» What you are asked to do: Each record should be given again exactly, and any picture in it left out.

Segment Start: Data for the task

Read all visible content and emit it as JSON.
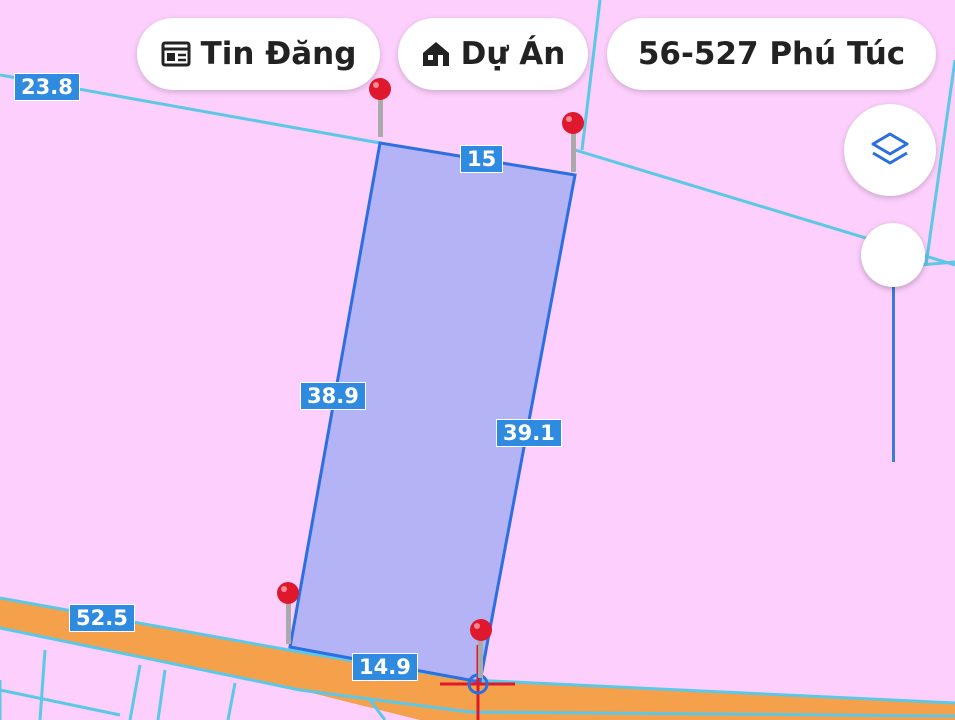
{
  "header": {
    "tin_dang_label": "Tin Đăng",
    "du_an_label": "Dự Án",
    "parcel_id": "56-527 Phú Túc"
  },
  "map": {
    "dimensions": {
      "top_edge": "15",
      "left_edge": "38.9",
      "right_edge": "39.1",
      "bottom_edge": "14.9",
      "neighbor_top_left": "23.8",
      "road_left": "52.5"
    },
    "colors": {
      "land": "#fccffc",
      "parcel_fill": "#b3b3f5",
      "parcel_outline": "#2b6fe0",
      "road": "#f5a04a",
      "boundary_lines": "#5bc8e8",
      "label_bg": "#2f8be0",
      "pin": "#e0182d"
    },
    "icons": {
      "tin_dang": "newspaper-icon",
      "du_an": "house-icon",
      "layers": "layers-icon",
      "pin": "map-pin-icon",
      "crosshair": "crosshair-icon"
    }
  }
}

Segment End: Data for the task

» Result:
Read all visible content and emit it as JSON.
{
  "header": {
    "tin_dang_label": "Tin Đăng",
    "du_an_label": "Dự Án",
    "parcel_id": "56-527 Phú Túc"
  },
  "map": {
    "dimensions": {
      "top_edge": "15",
      "left_edge": "38.9",
      "right_edge": "39.1",
      "bottom_edge": "14.9",
      "neighbor_top_left": "23.8",
      "road_left": "52.5"
    },
    "colors": {
      "land": "#fccffc",
      "parcel_fill": "#b3b3f5",
      "parcel_outline": "#2b6fe0",
      "road": "#f5a04a",
      "boundary_lines": "#5bc8e8",
      "label_bg": "#2f8be0",
      "pin": "#e0182d"
    },
    "icons": {
      "tin_dang": "newspaper-icon",
      "du_an": "house-icon",
      "layers": "layers-icon",
      "pin": "map-pin-icon",
      "crosshair": "crosshair-icon"
    }
  }
}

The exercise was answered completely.